Dr. Maureen Litchman, a family practitioner and director of Wilkes-Barre General Hospital's Wilkes-Barre Academic Medicine in Kingston, said the onion myth has a historic reference. It stems from the influenza epidemic of the early 20th century and is part of a story about a doctor who visited a farm family who claimed having the sliced onions in the house kept them from getting the flu. The doctor looked at one of the blackened onions under a microscope and saw germs, the story goes.
People have a tendency to tie things together when there isn't a relationship, Litchman said.
Many a mother has told her child not to go outside without a coat in the cold weather or – heaven forbid — with wet hair. That's how you catch pneumonia, the mothers said.
But Huntington said that myth stems from an old wives' tale that reasons that colds come from the cold.
Viruses spread more easily when we are all cooped up together in the wintertime, Huntington said. Temperature has relatively little to do with it other than viruses come this time of year.
He added that wet hair does not seem to change anything, wind blowing into ears does not cause an ear infection, and lighting candles and blowing the smoke into an ear — another myth akin to a wives' tale — does not cure an infection.
The more unusual or obscure beliefs come from a time before medical science, Huntington said. He said some people from other cultures place a heated spoon on an ill person's back. Nowadays, he said, it's especially disturbing to see this method used on children.
Litchman, also noting the lack of basis for the cold cause theories, said, We know colds are caused by viruses.
About 200, in fact, she said.
Or is it feed a fever and starve a cold?
Huntington has heard it the latter way. But don't worry about which is correct.
You need to eat, the M.D. said. You need fluids or you can get dehydrated. Starvation does not offend a virus.
He added that you shouldn't starve any disease, short of certain intestinal diseases.
He recommended fluids, rest and chicken soup (watch the sodium amount), but not azithromycin, known commonly as Zithromax, or Z-Pak, for a common cold or flu.
With chicken soup, the warmth can help a sore throat, and the salt can numb a sore throat and ease a cough. For children, dark honey can be as effective to help coughs due to infection, the doctor said.
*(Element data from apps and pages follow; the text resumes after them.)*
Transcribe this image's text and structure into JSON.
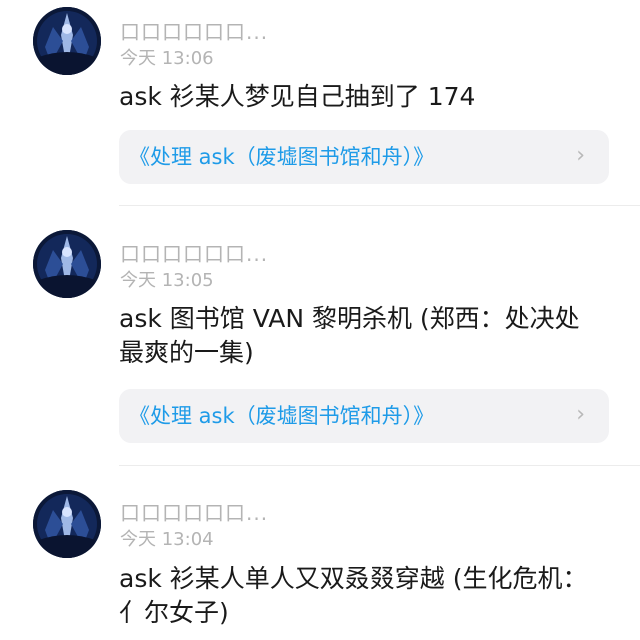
{
  "posts": [
    {
      "username": "口口口口口口...",
      "time": "今天 13:06",
      "content": "ask 衫某人梦见自己抽到了 174",
      "card": {
        "label": "《处理 ask（废墟图书馆和舟）》",
        "chevron": "›"
      }
    },
    {
      "username": "口口口口口口...",
      "time": "今天 13:05",
      "content": "ask 图书馆 VAN 黎明杀机 (郑西：处决处最爽的一集)",
      "card": {
        "label": "《处理 ask（废墟图书馆和舟）》",
        "chevron": "›"
      }
    },
    {
      "username": "口口口口口口...",
      "time": "今天 13:04",
      "content": "ask 衫某人单人又双叒叕穿越 (生化危机：亻尔女子)"
    }
  ],
  "colors": {
    "link": "#1e9be8",
    "meta": "#b4b4b4",
    "card_bg": "#f2f2f4",
    "avatar_bg": "#0c1a3a"
  }
}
Litchman said that whether you have a cold or a fever, you should drink plenty of fluids. For a fever, it will prevent dehydration; for a cold, it helps break up the mucus and secretions.
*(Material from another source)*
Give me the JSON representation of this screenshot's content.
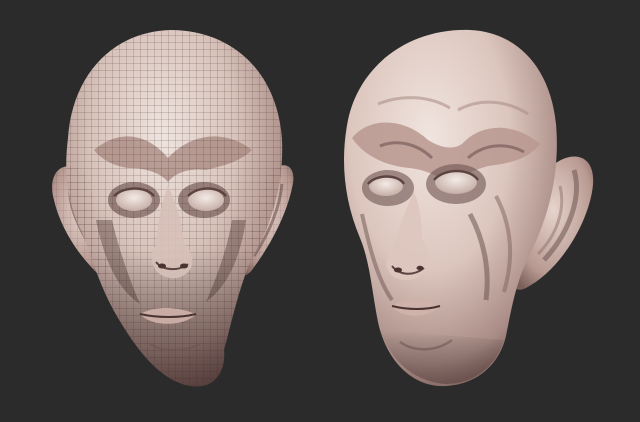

You've also probably heard that you'll get arthritis if you keep cracking your knuckles. But that has been disproven plenty of times as well.
Huntington said the rapid transfer of synovial fluid from one spot to another causes the cracking noise. It does not cause the disease, Huntington said.
Litchman said the synovial fluid contains different gas particles.
When you crack your knuckles, it releases, causing the popping or cracking sound.
It also might startle you to know that startling someone to get rid of their hiccups doesn't work. Nor does consuming a spoonful of sugar, the physician said.
He said hiccups stop if you wait them out, but if they continue for hours or day, medications can help.
… But then, shouldn't you wait an hour before going for a swim?
Not really, the doctor advised. He said some people may get cramps if they swim right after eating. That's because the stomach is demanding more blood flow.
There's no proven timeline any physician can tell you about swimming or food, Huntington said.
Litchman said a study showed less than 1 percent of drowning victims had eaten right before swimming, though a significant number had alcohol in their system.
But she noted eating a large meal right before swimming could cause some stomach cramps.
Both physicians said herbal remedies may vary in effectiveness, but Litchman cautioned that herbal treatments are not under the purview of the U.S. Food and Drug Administration. Also, equal amounts of an herb are not guaranteed with each dose, and there also may be a placebo effect — patients may feel better just because they think the treatment is working.
Herbal medicines actually do have a place in people's welfare, but they are understudied, Litchman said.
And a myth that Litchman said is most timely now is the belief that people get the flu from the flu shot.
Those who do get sick after a flu shot may have been getting a cold anyway, Litchman said, noting it takes two weeks for the body to form enough antibodies in response to the shot.
Also, the flu shot is not 100 percent guaranteed against getting the flu, though this year's vaccine is the best in years with a 65 percent to 70 percent effectiveness, Litchman said.
But to have a better chance of avoiding the flu, you should use common sense and stay away from crowded places and people who are sick; if you're sick, stay home, and wash your hands frequently at least 15 to 30 seconds, Litchman advised.